> About this task
Copy out, from the entries below, each line holding the string "device".

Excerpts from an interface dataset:
BEGIN

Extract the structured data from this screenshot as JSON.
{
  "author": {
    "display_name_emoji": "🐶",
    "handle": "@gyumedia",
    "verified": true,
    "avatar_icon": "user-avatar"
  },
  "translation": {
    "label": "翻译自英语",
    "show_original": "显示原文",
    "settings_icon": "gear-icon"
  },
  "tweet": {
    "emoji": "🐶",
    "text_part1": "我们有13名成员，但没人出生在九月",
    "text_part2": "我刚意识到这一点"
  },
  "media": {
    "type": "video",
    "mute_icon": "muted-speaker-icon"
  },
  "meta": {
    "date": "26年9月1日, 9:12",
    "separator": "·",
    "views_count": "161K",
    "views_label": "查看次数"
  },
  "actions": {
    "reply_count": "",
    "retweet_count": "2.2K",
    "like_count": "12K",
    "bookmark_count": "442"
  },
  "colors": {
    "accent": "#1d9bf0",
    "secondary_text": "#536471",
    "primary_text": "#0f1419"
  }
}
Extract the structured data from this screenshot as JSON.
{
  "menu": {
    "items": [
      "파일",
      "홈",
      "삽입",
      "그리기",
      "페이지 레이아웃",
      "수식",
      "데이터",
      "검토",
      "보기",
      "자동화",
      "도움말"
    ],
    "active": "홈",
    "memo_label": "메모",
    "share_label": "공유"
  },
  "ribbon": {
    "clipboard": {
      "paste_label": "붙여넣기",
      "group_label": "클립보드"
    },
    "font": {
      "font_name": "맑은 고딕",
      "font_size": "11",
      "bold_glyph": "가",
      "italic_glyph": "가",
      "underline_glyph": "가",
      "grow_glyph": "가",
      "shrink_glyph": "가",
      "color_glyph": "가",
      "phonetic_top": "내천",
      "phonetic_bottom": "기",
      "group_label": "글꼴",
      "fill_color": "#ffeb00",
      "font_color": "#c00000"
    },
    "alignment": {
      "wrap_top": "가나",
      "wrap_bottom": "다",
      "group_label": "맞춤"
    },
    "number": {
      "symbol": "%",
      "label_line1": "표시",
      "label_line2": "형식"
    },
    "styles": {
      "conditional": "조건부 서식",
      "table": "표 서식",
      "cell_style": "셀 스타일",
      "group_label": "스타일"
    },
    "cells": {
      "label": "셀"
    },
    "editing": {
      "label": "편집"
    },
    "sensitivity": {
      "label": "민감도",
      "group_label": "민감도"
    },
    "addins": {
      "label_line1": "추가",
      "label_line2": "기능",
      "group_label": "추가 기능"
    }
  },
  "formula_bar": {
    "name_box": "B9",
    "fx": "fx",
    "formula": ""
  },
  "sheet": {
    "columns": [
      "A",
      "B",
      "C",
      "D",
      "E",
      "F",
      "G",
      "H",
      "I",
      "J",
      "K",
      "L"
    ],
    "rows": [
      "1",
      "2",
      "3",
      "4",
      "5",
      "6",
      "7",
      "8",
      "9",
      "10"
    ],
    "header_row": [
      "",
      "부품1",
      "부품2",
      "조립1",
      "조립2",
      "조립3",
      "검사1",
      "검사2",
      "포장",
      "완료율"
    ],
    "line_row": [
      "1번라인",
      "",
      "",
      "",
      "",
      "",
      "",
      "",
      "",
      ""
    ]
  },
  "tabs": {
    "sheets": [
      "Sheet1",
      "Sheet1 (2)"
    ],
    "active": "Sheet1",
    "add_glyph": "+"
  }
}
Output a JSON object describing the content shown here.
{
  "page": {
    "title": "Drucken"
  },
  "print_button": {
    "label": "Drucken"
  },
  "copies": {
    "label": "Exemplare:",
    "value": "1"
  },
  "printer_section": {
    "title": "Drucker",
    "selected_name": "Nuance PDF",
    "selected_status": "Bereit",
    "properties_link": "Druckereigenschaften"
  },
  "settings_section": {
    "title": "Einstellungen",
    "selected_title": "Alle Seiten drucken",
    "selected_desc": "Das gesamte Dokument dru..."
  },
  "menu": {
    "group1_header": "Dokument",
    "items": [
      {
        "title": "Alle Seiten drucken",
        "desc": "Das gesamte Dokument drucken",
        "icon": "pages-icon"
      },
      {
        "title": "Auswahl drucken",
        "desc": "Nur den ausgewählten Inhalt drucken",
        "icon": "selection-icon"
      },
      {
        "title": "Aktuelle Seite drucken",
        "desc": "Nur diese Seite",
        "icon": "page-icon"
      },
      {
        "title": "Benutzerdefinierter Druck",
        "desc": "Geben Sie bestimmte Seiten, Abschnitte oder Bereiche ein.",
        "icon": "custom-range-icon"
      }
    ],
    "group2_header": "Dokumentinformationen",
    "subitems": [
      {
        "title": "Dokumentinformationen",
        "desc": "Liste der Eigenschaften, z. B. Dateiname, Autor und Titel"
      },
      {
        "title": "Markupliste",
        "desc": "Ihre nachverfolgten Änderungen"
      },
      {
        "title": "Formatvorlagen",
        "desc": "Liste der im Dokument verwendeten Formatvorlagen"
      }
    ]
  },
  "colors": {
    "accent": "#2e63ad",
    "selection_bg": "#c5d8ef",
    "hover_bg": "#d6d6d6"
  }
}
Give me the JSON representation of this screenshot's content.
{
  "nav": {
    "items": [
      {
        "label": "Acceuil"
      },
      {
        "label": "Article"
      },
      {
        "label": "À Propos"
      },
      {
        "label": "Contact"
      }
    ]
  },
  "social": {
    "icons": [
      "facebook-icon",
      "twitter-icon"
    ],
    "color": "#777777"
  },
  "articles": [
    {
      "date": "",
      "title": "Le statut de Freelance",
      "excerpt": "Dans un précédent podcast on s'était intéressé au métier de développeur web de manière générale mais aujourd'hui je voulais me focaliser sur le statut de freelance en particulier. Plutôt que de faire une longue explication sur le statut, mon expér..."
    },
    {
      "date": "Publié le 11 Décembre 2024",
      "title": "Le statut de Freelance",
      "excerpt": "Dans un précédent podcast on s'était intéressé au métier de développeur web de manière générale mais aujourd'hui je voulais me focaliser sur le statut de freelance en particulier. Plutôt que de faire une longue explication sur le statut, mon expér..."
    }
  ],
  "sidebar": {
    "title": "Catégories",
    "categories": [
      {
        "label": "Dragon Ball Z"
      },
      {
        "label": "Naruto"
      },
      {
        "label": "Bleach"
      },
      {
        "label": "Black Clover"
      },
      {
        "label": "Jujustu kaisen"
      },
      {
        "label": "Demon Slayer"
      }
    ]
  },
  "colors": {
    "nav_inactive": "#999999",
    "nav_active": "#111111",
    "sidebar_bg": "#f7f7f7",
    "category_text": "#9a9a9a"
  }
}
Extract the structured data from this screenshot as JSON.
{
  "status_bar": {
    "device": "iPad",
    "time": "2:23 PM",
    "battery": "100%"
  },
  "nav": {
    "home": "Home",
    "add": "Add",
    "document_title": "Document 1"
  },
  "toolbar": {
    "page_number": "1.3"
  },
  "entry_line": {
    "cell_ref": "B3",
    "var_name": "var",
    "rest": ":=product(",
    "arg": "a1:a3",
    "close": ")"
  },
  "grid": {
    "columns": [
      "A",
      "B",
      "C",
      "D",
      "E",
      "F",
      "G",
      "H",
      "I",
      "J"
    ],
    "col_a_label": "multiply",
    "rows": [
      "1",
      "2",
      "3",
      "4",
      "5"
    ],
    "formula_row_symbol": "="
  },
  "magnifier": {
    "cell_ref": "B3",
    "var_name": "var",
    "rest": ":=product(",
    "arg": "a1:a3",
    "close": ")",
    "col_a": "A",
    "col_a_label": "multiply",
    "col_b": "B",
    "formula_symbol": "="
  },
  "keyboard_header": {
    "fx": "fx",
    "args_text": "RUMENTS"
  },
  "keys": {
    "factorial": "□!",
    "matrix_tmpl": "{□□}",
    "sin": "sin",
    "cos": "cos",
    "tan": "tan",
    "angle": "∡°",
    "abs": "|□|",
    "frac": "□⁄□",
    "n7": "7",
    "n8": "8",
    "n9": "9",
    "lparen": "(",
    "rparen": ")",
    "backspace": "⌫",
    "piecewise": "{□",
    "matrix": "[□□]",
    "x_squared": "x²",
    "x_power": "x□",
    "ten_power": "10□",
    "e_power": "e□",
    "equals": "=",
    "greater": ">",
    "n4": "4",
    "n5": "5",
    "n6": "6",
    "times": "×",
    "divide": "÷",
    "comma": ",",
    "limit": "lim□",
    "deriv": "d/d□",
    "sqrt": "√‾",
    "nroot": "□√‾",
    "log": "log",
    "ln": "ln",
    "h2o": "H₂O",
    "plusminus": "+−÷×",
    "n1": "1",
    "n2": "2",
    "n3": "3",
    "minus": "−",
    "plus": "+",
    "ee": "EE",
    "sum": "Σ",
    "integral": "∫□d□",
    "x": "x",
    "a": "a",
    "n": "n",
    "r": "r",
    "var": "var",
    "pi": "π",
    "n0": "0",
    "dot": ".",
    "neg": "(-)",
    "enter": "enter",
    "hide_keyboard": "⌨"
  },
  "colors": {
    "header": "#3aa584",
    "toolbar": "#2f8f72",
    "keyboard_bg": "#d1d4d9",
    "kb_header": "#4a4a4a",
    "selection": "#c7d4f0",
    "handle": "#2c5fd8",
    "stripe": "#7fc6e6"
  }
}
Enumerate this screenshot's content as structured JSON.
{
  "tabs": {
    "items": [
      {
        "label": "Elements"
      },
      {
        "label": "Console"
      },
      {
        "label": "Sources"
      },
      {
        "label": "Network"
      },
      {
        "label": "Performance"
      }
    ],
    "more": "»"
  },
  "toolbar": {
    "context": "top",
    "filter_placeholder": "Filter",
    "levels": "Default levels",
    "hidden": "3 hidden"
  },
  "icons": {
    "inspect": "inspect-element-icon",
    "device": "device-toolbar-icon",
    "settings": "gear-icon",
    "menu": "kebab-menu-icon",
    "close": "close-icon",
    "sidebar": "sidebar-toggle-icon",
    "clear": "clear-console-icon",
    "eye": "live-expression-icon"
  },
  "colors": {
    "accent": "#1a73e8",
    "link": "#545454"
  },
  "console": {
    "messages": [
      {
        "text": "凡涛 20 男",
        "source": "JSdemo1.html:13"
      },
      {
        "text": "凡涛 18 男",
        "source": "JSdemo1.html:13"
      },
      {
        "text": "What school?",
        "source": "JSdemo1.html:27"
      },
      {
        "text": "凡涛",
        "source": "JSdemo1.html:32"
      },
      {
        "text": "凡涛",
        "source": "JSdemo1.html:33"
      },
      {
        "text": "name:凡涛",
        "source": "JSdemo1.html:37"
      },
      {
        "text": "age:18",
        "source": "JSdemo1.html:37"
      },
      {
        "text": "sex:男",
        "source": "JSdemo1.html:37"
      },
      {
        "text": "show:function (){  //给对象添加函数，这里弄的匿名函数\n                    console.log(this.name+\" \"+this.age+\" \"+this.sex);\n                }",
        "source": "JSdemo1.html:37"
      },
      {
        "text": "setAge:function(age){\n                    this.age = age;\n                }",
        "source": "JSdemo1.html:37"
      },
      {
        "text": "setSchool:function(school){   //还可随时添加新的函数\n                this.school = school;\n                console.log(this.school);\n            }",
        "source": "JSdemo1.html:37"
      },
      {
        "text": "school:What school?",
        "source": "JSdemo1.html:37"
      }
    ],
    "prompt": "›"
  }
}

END

> Task solution
    "device": "iPad",
    "device": "device-toolbar-icon",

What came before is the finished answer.